** Opening Data for review block **

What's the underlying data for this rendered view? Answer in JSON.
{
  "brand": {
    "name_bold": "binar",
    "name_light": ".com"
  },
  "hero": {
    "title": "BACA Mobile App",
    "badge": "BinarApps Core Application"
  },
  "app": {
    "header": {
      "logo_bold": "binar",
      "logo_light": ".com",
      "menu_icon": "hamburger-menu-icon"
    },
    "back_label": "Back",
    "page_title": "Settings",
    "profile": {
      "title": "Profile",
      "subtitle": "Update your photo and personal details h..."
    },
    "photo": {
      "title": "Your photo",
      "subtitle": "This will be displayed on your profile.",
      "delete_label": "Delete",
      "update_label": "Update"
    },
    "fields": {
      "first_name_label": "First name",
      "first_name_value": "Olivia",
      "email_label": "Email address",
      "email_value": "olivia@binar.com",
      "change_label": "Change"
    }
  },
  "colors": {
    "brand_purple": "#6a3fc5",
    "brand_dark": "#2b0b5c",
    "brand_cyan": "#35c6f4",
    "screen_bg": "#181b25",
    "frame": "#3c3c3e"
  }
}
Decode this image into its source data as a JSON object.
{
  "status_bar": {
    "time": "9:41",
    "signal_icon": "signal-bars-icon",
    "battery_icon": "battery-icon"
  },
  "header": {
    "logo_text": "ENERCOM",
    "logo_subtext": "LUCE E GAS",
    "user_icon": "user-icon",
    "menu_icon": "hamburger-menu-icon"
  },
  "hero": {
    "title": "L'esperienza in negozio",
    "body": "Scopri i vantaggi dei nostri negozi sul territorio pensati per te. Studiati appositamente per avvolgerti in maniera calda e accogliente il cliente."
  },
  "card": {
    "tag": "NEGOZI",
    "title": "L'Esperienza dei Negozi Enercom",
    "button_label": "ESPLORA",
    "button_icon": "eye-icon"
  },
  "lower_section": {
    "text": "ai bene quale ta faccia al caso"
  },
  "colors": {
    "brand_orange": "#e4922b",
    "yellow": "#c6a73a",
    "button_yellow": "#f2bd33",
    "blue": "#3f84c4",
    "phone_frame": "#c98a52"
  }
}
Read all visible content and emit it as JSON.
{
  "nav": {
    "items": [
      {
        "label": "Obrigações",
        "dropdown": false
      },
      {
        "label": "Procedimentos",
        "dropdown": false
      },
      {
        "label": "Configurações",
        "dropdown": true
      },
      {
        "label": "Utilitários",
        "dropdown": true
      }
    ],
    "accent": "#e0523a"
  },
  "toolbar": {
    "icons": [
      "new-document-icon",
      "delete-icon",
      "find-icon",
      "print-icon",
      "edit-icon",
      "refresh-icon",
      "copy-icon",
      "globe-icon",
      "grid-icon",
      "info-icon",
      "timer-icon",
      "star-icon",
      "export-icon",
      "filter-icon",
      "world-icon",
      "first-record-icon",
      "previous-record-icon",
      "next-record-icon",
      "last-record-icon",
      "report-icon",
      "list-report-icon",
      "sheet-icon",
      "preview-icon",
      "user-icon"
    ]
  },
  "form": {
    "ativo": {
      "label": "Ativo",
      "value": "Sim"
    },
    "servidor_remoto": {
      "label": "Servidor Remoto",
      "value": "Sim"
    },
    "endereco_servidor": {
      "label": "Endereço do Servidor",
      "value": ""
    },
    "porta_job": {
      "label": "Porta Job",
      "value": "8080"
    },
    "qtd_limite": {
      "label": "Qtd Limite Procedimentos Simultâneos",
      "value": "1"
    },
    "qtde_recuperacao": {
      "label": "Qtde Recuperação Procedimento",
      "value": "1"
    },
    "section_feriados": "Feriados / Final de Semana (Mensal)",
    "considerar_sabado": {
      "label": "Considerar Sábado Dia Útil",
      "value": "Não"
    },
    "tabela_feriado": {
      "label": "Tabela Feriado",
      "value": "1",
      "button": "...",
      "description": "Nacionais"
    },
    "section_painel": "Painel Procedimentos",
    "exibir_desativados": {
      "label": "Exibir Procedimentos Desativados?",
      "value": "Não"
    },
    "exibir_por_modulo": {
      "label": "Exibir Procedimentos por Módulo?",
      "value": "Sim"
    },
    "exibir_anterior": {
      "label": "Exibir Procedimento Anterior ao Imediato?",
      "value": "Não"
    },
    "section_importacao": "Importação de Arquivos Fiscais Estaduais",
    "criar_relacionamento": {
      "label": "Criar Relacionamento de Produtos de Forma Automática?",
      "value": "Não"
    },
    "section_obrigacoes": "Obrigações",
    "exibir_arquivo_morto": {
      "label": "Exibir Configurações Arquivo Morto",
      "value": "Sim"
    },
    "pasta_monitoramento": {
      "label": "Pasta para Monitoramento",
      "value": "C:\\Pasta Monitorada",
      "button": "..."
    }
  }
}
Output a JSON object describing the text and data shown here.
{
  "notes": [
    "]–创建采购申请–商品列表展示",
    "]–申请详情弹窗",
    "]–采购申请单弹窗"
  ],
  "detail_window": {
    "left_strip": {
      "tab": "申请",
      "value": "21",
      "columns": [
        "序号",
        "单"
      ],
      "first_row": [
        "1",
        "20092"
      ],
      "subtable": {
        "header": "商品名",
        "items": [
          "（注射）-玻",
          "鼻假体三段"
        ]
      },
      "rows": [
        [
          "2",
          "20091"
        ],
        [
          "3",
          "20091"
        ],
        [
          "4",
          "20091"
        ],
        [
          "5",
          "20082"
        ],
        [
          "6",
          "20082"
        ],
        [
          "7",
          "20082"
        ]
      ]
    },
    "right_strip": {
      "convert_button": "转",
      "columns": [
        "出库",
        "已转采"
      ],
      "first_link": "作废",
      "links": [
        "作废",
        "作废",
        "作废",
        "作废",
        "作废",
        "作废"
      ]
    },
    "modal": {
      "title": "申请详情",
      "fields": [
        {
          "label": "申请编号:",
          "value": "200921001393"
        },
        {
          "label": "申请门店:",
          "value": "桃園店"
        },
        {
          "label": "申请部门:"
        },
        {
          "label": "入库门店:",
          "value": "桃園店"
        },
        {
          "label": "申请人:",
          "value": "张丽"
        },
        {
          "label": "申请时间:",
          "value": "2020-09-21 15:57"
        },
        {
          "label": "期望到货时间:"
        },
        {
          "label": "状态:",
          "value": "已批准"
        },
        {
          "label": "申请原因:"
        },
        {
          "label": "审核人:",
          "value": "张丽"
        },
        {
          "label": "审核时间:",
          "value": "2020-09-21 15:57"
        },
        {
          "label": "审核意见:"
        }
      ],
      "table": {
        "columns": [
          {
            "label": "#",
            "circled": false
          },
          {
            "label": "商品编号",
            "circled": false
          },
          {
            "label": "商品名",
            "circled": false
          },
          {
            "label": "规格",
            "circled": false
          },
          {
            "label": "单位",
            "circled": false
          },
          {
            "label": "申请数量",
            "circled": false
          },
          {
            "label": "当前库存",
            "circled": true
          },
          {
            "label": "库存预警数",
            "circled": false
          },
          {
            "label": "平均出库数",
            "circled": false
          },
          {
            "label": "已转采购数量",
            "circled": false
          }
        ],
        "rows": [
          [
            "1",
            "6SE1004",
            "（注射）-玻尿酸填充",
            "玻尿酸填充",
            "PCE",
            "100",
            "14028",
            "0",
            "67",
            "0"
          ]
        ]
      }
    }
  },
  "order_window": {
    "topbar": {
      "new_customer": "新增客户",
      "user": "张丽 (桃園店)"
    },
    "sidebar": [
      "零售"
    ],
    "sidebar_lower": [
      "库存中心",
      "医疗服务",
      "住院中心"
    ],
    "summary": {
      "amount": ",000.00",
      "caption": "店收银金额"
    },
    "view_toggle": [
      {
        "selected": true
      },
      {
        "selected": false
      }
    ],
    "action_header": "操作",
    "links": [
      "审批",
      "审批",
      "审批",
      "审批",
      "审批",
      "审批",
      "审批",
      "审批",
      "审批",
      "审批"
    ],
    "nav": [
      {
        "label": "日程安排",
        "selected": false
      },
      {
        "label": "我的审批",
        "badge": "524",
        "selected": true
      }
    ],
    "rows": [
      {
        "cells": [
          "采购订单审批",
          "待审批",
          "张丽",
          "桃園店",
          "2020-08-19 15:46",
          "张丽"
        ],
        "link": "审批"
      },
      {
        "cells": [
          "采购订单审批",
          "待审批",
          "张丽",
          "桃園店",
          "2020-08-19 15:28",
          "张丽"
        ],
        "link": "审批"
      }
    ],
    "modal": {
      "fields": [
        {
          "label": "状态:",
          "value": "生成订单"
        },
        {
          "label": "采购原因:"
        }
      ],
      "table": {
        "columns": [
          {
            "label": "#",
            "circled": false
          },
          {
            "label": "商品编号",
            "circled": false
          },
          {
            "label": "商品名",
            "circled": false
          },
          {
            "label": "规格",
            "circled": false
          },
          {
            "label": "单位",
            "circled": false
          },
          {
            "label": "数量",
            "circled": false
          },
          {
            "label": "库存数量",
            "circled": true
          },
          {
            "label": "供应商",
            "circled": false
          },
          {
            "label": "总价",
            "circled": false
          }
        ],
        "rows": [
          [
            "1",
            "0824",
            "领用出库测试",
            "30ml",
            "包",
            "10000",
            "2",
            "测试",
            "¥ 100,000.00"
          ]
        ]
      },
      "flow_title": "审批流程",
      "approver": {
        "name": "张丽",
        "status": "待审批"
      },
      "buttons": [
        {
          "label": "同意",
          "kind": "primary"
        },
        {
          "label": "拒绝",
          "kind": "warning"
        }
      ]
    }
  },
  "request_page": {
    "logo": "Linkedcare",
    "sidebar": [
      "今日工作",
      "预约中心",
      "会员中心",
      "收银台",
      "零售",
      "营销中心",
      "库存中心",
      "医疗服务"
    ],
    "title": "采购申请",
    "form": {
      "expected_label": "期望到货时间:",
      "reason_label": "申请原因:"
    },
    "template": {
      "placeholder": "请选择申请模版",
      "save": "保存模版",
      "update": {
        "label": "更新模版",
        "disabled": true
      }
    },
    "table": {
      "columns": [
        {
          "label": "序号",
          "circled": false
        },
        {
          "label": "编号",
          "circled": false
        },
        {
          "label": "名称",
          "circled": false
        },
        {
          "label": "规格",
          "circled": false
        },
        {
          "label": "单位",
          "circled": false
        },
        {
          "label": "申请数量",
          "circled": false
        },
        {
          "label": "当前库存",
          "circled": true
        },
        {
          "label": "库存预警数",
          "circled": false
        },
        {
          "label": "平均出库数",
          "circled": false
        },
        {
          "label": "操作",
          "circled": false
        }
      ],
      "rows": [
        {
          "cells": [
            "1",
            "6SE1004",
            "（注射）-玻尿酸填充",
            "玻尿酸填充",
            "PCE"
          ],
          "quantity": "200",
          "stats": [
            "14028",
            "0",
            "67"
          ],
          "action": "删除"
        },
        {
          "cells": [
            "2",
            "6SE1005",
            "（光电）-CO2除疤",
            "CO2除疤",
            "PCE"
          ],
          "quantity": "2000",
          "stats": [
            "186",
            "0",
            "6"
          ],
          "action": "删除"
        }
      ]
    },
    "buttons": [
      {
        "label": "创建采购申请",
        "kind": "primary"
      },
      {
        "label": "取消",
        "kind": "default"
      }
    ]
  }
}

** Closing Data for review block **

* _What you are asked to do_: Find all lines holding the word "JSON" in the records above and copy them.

* _Solution to this task_:
What's the underlying data for this rendered view? Answer in JSON.
Decode this image into its source data as a JSON object.
Read all visible content and emit it as JSON.
Output a JSON object describing the text and data shown here.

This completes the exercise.